A view from Stephen Harmston

Are millennials special? What the data tells us

Views about millennials are contrary but new data confirms several theories, says Stephen Harmston, the head of YouGov Reports.

There are two contrary views on millennials. The first is that they are different to previous generations of young people. The second is that they are not.

But which is true? For our report into millennials, I used the YouGov Profiles tool to see whether today’s under-35s are special. Profiles is essentially YouGov’s data vault and lets us see inside the minds of 250,000 people and provides around 120,000 variables on their habits, beliefs, and opinions. Brands and agencies use it to plan their campaigns as they can see in granular detail the audiences they should be going for.

Broadly speaking there are three general things about today’s 18-to 34-year-olds: there are things that make millennials unique; they are as you would expect young people to be; and they are not a homogenous mass.

What sets millenials apart?

The under-35s love of technology is well-known. They are a distinctive group because they are the first generation to grow up online and, unsurprisingly, the data shows that almost all of them use the internet as their main source of information, something that notably lessens with age.

Similarly they dominate social media use with almost two thirds (72%) using it.

There are three general things about18-to 34-year-olds: there are things that make millennials unique; they are as you would expect young people to be; and they are not a homogenous mass.

This also means they engage with things in a different way to other generations. Profiles finds that due to the way they receive and filter news, a large number are concerned that they are missing out on stories. This is something that older generations are less worried about.

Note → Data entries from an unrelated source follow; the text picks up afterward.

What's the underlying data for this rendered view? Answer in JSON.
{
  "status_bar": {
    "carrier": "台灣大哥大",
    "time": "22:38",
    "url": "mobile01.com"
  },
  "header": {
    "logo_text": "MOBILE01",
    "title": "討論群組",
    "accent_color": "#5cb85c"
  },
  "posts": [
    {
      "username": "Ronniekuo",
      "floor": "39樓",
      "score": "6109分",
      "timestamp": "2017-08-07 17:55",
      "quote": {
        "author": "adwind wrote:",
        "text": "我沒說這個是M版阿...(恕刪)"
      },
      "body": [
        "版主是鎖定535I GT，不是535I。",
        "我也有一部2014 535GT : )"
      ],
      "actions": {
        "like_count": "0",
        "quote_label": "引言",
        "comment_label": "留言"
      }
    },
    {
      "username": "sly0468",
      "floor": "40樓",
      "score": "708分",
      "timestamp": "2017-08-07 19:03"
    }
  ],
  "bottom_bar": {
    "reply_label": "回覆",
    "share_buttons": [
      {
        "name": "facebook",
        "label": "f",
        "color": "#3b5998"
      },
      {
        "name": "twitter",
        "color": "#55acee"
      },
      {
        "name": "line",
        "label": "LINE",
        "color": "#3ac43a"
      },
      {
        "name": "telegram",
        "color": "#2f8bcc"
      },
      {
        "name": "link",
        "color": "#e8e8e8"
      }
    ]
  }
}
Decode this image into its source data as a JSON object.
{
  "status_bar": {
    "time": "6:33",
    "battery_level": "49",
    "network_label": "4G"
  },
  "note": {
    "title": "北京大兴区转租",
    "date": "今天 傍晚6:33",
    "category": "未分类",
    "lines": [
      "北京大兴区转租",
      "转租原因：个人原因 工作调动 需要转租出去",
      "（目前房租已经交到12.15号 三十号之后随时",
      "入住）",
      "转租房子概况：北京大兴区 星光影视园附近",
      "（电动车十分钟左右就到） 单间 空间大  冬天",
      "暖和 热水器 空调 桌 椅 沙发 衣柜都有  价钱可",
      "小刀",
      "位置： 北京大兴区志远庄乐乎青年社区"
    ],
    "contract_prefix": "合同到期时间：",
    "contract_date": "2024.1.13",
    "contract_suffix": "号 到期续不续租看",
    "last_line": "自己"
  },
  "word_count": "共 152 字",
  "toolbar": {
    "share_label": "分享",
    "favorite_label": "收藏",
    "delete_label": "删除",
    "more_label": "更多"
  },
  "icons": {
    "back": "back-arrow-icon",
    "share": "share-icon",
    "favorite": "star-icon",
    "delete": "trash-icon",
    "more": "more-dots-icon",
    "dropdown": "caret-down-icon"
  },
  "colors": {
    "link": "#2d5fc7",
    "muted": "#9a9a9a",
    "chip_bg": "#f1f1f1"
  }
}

For organisations looking to reach young people through news – from consumer brands to charity appeals – this matters.

But, the world has also changed in other fundamental ways meaning today’s young people are distinct from their parents’ generation.

A good example of this is coffee brands. Millennials avoid brands such as Nescafe and Kenco because they instead get their caffeine fix when they are out and about from the likes of Starbucks and Café Nero. So, while the Gold Blend couple were right for the 80s and 90s, today they would just look passé.

But this is not just because they don’t tend to drink Nescafe. Having a couple at the centre of an advert also may not ring true with them. Four in ten (39%) under-35s believe the idea of the "nuclear family" is outdated. This is compared to 33% of 35- to 54-year-olds and 24% of the over-55s.

What you’d expect

Despite these notable ways they are different to previous generations, our data shows that much of how 18- to 34-year-olds think and act is just young people being young and very much what you would expect.

Out of the more than 2,000 attitudes tracked by Profiles, "having trouble getting out of bed" is in the top ten for millennials along with video games and sex/relationships. Furthermore, it is also not a shock to see more of them preferring to buy from companies they think behave well than is the case with older consumers.

The way they approach life is also shaped – as with previous generations – by the fact they are just starting out. Millennials place a much heavier emphasis on getting on the career ladder and doing what is necessary to achieve it.

Our attitudinal data shows that millennials are willing to sacrifice their free time to get ahead in their careers and are also more motivated by career progression than by money.

More 18- to 34-year-olds prefer to buy from companies they think behave well than is the case with older consumers.

Allied to this, Profiles shows they are by far the most likely age group to describe themselves as being "ruthless" in getting what they want. This is because by the time people reach their mid-30s they are either already getting to where they want to be or have revised their expectations about what they want and expect out of life.

When it comes to eating, the data is clear they favour ease and it’s all about convenience. As a result, Profiles shows that 18- to 34-year-olds want food on the go from brands such as Dominos, Just Eat or McDonalds.

Allied to this, they don’t do big shops (or even visit supermarkets that much) and so don’t really have too much to do with the likes of Aldi or Lidl, neither of which have "local" or "express" stores that are easier to pop in to.

The fault lines within millennials

The data shows clearly that there are as many differences within millennials as there are between them and other age groups. They are not one single entity with clear differences that shaped solely by age. So, while over a third of 18 to 24s think paying for internet access is "outdated" only a fifth of 25- to 34-year-olds agree.

Similarly, double the number of under-25s think that national borders are "outdated" compared to 25- to 34-year-olds – an insight into why so many of them voted "Remain" in the EU referendum.

Another notable fault line – and one that will last well beyond their 35th birthdays – is education level. The data shows just how different millennials who left school by the age of 18 are to those who have experienced higher education.

One area is particularly interesting for marketers. Profiles shows that while graduates are less likely to give adverts the time of day, school leavers are more likely to use advertising to help them work out what they want to buy.

The data on Profiles makes it clear that Millennials are both different and not different to previous generations. The reason there is so much debate about the issue is because both sides are right. In terms of reaching them, they are a distinct group. But in terms of much of their day to day lives, they are what you would expect from young people – in this or previous generations.

Marketers should beware, though, that either way they are not a homogenous lump and can’t be looked on as a bloc of people who act, think and feel the same. They engage with adverts and technology as individuals. The technology that has united them also shows us how different they all are.

Stephen Harmston is head of YouGov Reports.